EXERCISE MATERIAL:
↓↓↓
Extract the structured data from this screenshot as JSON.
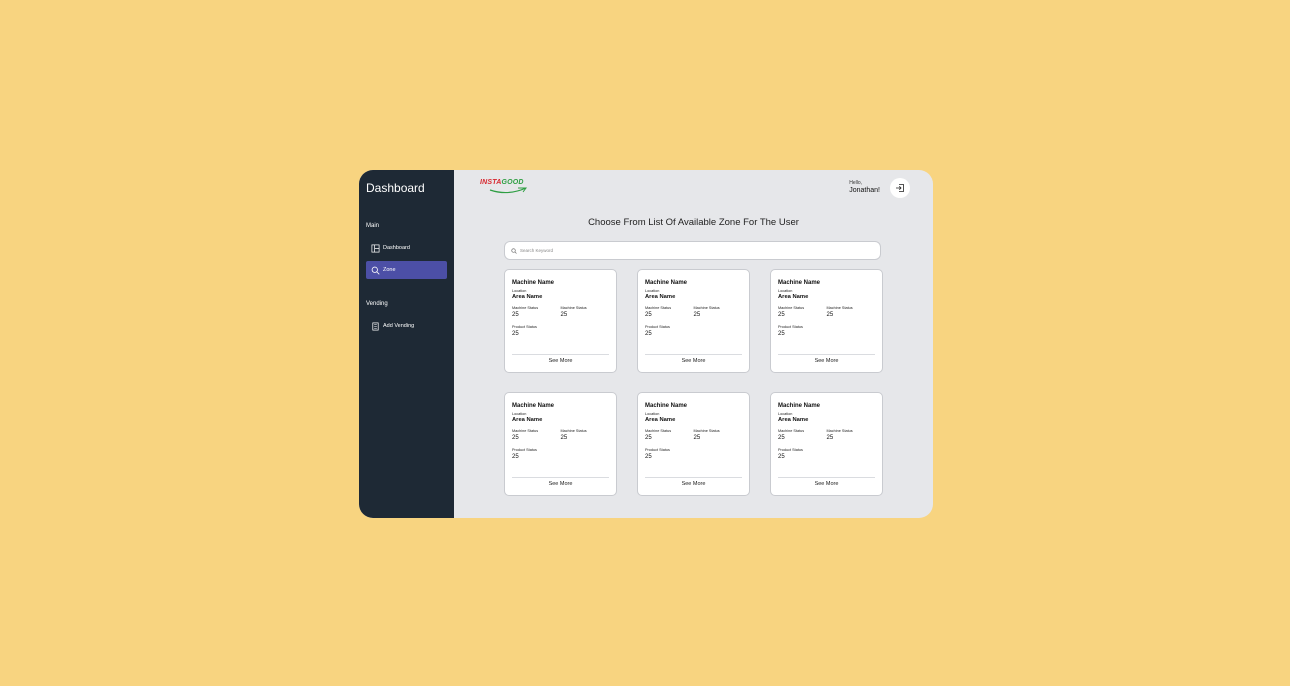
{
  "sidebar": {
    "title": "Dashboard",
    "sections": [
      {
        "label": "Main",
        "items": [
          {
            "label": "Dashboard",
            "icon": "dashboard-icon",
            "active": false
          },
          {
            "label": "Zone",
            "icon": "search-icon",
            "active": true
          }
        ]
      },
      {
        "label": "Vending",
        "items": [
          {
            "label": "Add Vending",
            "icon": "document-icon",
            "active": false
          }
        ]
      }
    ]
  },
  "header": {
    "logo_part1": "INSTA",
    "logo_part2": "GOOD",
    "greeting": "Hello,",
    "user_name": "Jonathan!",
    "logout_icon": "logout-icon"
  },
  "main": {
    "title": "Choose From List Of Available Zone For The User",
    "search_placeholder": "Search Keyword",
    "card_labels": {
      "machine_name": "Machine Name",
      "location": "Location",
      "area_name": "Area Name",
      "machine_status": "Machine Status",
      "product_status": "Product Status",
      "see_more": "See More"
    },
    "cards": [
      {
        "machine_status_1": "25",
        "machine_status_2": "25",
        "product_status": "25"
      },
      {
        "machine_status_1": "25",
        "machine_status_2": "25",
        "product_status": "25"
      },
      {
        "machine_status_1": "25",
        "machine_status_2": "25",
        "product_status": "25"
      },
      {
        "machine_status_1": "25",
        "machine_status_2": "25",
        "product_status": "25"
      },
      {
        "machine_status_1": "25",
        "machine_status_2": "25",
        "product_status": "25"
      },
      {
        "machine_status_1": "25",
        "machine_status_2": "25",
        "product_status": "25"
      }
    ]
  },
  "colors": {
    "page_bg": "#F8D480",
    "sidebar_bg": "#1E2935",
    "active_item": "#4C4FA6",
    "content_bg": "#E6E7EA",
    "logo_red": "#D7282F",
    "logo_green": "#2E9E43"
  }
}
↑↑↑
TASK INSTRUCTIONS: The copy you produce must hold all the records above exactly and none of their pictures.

RESULT:
Extract the structured data from this screenshot as JSON.
{
  "sidebar": {
    "title": "Dashboard",
    "sections": [
      {
        "label": "Main",
        "items": [
          {
            "label": "Dashboard",
            "icon": "dashboard-icon",
            "active": false
          },
          {
            "label": "Zone",
            "icon": "search-icon",
            "active": true
          }
        ]
      },
      {
        "label": "Vending",
        "items": [
          {
            "label": "Add Vending",
            "icon": "document-icon",
            "active": false
          }
        ]
      }
    ]
  },
  "header": {
    "logo_part1": "INSTA",
    "logo_part2": "GOOD",
    "greeting": "Hello,",
    "user_name": "Jonathan!",
    "logout_icon": "logout-icon"
  },
  "main": {
    "title": "Choose From List Of Available Zone For The User",
    "search_placeholder": "Search Keyword",
    "card_labels": {
      "machine_name": "Machine Name",
      "location": "Location",
      "area_name": "Area Name",
      "machine_status": "Machine Status",
      "product_status": "Product Status",
      "see_more": "See More"
    },
    "cards": [
      {
        "machine_status_1": "25",
        "machine_status_2": "25",
        "product_status": "25"
      },
      {
        "machine_status_1": "25",
        "machine_status_2": "25",
        "product_status": "25"
      },
      {
        "machine_status_1": "25",
        "machine_status_2": "25",
        "product_status": "25"
      },
      {
        "machine_status_1": "25",
        "machine_status_2": "25",
        "product_status": "25"
      },
      {
        "machine_status_1": "25",
        "machine_status_2": "25",
        "product_status": "25"
      },
      {
        "machine_status_1": "25",
        "machine_status_2": "25",
        "product_status": "25"
      }
    ]
  },
  "colors": {
    "page_bg": "#F8D480",
    "sidebar_bg": "#1E2935",
    "active_item": "#4C4FA6",
    "content_bg": "#E6E7EA",
    "logo_red": "#D7282F",
    "logo_green": "#2E9E43"
  }
}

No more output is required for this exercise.